                                                      Scosgt, yes I would assert that for the features I value most, screen quality, reader app, build quality, esthetics, at the time I bought it, no competitor offered an equivalent product for the price. That is what choice in the marketplace is all about. As Dean posted newer devices are appearing and prices are moving lower. Things will evolve and next time I might make a different choice. Your assertion doesn't really invalidate my comparison because I made clear that this is a fluid dynamic process where new products appear and older products are discounted or discontinued. Just as the NC has a lower price now than one year ago. Each purchase decision is made at a specific point in time and one size does not fit all.
                                                        • Subsidized, or just cheap?
                                                          bobstro

                                                          I don't think the comparison to cell carrier subsidized phones holds up. 

                                                           

                                                          In the case of cell phones, you get the phone you want at a price you can afford when you sign up for a multi-year commitment with their service. You get a nice toy, and they get some guaranteed return on their multi-million dollar investment in cellular infrastructure.

                                                           

                                                          In the case of the NOOK, you get a nice device at a (then) competitive price, and B&N tries to lock you into buying certain content only from them. You're not getting the device for cheap or free, although the NC was undenably competitive when first released. You're not tied to a montly payment, but they'd sure like you to shop exclusively at their shop.

                                                           

                                                          I think a better comparison is an overpriced buyer's club membership with no real discount in the store and very little selection to chose from app-wise.

                                                           

                                                          Amazon takes this to another extreme with their Prime membership, but don't suffer the Soviet-style empty (app) store shelves. Prime also gives you other benefits beyond the device.

                                                           

                                                          Oddly, B&N allow you the option of loading 3rd party content where they are strongest (ebooks), yet limit you in loading other 3rd party content where they are weakest (apps).

                                                           

                                                           

                                                            • Re: Subsidized, or just cheap?
                                                              Omnigeek

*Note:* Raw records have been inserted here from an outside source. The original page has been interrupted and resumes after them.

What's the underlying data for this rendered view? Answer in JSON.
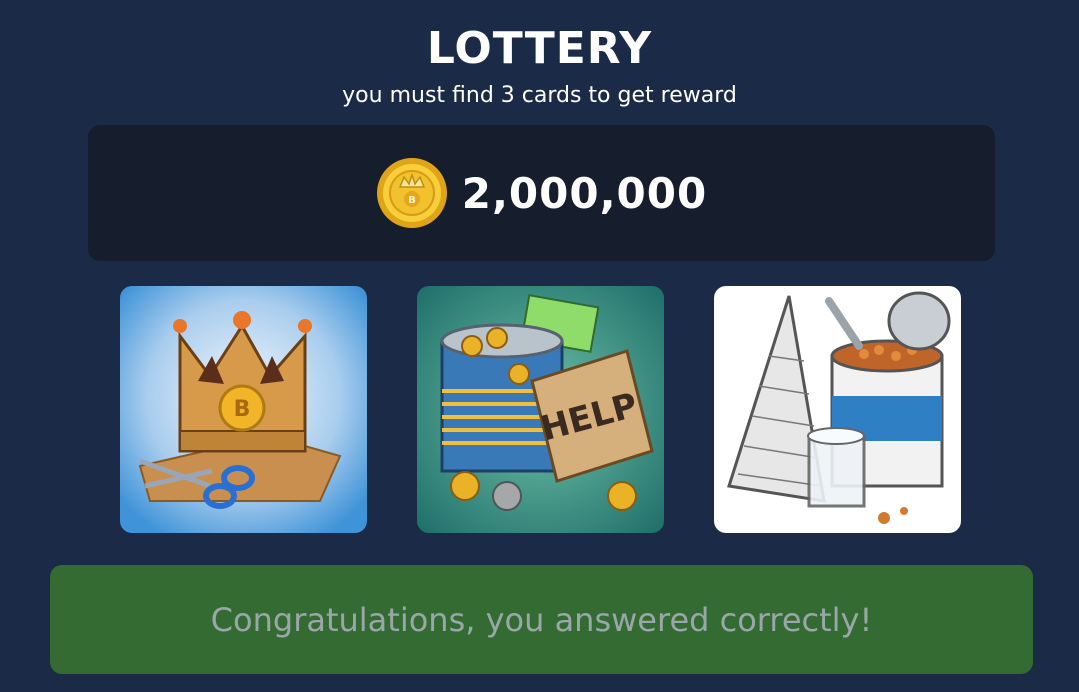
{
  "header": {
    "title": "LOTTERY",
    "subtitle": "you must find 3 cards to get reward"
  },
  "reward": {
    "icon": "gold-coin-icon",
    "amount": "2,000,000"
  },
  "cards": [
    {
      "name": "card-crown",
      "icon": "paper-crown-scissors-icon"
    },
    {
      "name": "card-help-can",
      "icon": "tin-can-help-sign-icon"
    },
    {
      "name": "card-paper-cone",
      "icon": "paper-cone-beans-can-icon"
    }
  ],
  "result": {
    "message": "Congratulations, you answered correctly!"
  },
  "colors": {
    "background": "#1b2a47",
    "panel": "#161d2d",
    "success": "#346b33",
    "success_text": "#9aa7a8",
    "coin": "#f2c12e"
  }
}
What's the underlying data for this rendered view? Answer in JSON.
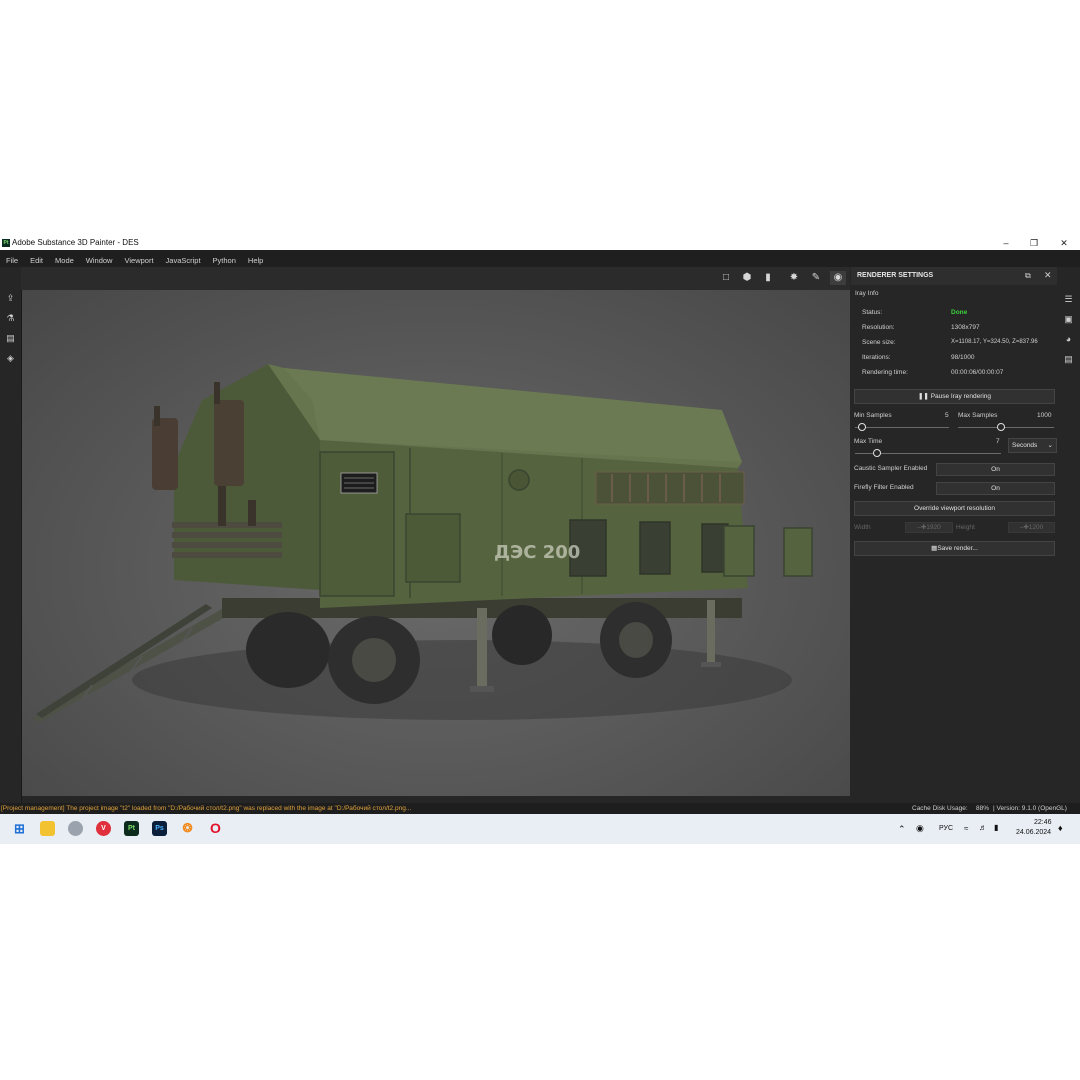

                                                              bobstro wrote:

                                                               

                                                              Oddly, B&N allow you the option of loading 3rd party content where they are strongest (ebooks), yet limit you in loading other 3rd party content where they are weakest (apps).

                                                               

                                                               



                                                              And that's one thing I'll agree with you on in this debate.  It IS odd and I do think they need to do more with apps -- I just get irked by the entitlement mentality that popped up as well as some of the misstatement of facts about what B&N promised or sold.